TASK DIRECTIONS:
Report every line of the data that includes "description".

SUPPLIED RECORDS:
------------------------------

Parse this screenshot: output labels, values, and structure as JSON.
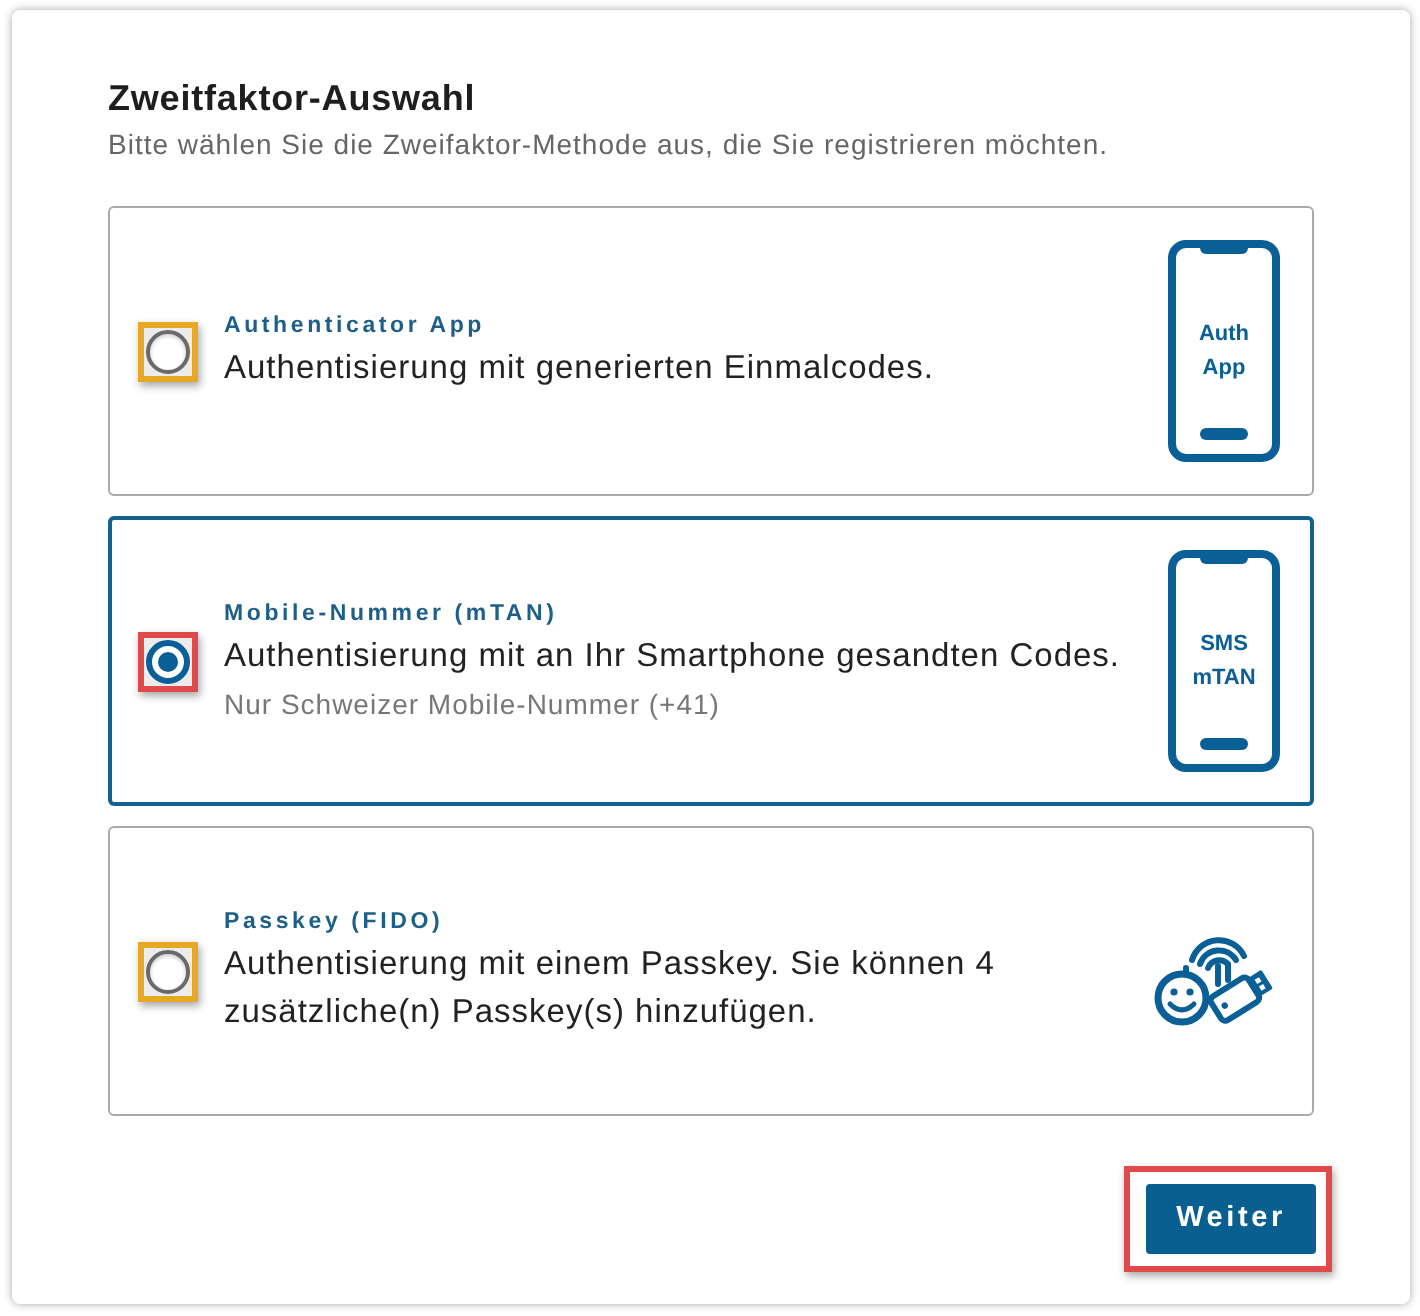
{
  "heading": {
    "title": "Zweitfaktor-Auswahl",
    "subtitle": "Bitte wählen Sie die Zweifaktor-Methode aus, die Sie registrieren möchten."
  },
  "options": [
    {
      "label": "Authenticator App",
      "description": "Authentisierung mit generierten Einmalcodes.",
      "selected": false,
      "color": "#e8a825",
      "icon": {
        "kind": "phone",
        "lines": [
          "Auth",
          "App"
        ]
      }
    },
    {
      "label": "Mobile-Nummer (mTAN)",
      "description": "Authentisierung mit an Ihr Smartphone gesandten Codes.",
      "note": "Nur Schweizer Mobile-Nummer (+41)",
      "selected": true,
      "color": "#e04a4a",
      "icon": {
        "kind": "phone",
        "lines": [
          "SMS",
          "mTAN"
        ]
      }
    },
    {
      "label": "Passkey (FIDO)",
      "description": "Authentisierung mit einem Passkey. Sie können 4 zusätzliche(n) Passkey(s) hinzufügen.",
      "selected": false,
      "color": "#e8a825",
      "icon": {
        "kind": "passkey"
      }
    }
  ],
  "submit": {
    "label": "Weiter",
    "highlighted": true
  }
}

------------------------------

RESPONSE TO THE EXERCISE:
      "description": "Authentisierung mit generierten Einmalcodes.",
      "description": "Authentisierung mit an Ihr Smartphone gesandten Codes.",
      "description": "Authentisierung mit einem Passkey. Sie können 4 zusätzliche(n) Passkey(s) hinzufügen.",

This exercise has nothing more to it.